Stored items
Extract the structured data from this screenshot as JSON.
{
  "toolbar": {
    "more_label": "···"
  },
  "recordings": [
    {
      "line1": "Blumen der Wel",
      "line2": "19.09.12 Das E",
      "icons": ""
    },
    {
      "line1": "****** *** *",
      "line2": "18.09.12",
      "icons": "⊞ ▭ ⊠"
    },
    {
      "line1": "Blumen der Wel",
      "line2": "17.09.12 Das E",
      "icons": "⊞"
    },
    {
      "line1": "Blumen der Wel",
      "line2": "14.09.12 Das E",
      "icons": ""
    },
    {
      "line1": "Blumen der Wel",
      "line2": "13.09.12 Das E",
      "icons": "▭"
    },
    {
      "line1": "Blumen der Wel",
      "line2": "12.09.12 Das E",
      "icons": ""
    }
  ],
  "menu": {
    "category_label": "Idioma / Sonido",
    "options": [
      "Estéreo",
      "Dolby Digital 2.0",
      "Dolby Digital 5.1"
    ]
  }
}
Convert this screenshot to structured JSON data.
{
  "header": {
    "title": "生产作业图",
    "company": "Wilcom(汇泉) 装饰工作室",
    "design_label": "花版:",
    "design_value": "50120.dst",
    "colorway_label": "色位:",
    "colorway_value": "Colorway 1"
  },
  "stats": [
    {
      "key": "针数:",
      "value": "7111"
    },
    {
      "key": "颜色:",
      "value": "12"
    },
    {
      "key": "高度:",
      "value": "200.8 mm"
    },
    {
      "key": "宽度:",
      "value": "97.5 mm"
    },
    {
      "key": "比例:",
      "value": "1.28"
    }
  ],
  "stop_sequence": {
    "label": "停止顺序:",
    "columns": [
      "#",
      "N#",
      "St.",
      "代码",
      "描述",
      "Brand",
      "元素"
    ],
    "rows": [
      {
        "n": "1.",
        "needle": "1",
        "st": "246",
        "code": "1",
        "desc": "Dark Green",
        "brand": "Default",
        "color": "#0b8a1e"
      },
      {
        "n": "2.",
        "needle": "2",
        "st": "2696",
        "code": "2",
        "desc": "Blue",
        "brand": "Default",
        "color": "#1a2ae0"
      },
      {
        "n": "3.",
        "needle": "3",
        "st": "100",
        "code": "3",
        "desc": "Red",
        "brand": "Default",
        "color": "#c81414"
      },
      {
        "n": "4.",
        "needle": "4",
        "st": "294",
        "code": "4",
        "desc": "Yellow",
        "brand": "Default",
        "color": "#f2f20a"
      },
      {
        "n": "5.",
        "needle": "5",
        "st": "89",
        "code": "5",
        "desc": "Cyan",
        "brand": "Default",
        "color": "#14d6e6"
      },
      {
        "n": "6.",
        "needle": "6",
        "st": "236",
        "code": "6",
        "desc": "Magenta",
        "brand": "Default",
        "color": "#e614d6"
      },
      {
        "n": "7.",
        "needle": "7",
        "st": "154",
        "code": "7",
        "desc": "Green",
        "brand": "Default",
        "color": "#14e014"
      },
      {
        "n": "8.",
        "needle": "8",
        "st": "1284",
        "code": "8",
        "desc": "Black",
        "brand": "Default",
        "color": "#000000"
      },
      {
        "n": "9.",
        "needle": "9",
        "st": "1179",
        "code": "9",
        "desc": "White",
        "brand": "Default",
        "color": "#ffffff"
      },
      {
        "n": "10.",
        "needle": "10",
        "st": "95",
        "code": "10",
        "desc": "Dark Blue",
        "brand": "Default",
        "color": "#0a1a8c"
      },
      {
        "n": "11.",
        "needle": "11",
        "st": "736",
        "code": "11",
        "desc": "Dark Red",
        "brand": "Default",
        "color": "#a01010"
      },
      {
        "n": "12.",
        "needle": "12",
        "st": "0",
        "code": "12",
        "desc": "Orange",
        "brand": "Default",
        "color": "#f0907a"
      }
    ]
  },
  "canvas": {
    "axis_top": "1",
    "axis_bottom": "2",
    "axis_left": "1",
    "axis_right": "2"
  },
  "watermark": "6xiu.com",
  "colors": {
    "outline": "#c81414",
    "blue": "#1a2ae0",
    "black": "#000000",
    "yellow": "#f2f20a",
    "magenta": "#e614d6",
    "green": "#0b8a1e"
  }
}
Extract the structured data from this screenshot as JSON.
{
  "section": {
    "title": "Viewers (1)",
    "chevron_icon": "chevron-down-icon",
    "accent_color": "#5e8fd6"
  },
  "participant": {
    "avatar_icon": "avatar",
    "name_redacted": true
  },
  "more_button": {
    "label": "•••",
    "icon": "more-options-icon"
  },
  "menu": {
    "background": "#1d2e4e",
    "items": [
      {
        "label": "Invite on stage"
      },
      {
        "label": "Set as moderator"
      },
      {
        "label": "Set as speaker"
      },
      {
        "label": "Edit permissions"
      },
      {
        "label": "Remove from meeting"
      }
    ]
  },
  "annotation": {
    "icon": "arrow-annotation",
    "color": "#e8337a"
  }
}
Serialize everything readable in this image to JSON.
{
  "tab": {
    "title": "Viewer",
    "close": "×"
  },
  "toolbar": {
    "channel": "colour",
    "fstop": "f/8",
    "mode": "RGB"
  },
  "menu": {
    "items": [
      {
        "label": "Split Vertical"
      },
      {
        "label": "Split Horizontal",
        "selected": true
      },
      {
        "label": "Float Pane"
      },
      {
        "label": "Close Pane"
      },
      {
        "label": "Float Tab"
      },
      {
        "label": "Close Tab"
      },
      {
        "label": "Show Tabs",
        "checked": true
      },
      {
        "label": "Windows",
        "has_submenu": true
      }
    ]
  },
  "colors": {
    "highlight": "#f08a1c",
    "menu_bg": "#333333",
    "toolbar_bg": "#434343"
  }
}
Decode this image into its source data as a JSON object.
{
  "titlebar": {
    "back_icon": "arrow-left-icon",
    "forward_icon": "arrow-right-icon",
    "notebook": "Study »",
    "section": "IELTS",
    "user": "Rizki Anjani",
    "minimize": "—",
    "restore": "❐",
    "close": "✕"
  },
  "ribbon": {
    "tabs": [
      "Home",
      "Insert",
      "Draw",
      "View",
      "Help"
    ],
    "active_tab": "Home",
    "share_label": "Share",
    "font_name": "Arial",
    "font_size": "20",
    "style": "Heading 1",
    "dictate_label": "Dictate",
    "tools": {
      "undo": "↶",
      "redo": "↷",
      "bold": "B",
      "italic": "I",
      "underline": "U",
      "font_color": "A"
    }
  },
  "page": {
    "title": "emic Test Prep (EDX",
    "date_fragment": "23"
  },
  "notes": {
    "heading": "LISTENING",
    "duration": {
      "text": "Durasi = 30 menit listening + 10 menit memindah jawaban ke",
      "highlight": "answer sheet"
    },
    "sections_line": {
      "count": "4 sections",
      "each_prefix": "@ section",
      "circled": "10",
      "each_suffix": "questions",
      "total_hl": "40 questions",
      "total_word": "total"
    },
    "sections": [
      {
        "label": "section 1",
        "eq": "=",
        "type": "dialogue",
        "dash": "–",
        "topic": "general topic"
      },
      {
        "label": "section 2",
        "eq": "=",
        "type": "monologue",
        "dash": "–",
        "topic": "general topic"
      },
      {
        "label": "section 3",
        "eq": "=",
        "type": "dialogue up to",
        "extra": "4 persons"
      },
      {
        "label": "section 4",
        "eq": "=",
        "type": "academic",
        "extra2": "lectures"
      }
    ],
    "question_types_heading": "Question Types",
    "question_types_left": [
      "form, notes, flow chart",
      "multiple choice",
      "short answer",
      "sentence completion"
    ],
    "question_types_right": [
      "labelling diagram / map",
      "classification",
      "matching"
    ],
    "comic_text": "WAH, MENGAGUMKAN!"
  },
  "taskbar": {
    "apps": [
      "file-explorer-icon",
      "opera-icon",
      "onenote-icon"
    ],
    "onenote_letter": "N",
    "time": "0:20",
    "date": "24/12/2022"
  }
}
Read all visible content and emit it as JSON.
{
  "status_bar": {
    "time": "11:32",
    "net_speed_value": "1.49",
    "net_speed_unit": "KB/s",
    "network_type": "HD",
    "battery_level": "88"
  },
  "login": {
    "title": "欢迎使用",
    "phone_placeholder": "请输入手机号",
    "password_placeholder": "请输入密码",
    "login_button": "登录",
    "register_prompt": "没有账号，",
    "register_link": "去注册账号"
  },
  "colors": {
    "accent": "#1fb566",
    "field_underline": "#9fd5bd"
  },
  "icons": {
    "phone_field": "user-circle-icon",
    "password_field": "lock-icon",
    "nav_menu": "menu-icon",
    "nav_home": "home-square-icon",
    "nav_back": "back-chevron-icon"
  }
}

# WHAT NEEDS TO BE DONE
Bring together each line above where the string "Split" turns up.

# ANSWER TO THIS PROBLEM
        "label": "Split Vertical"
        "label": "Split Horizontal",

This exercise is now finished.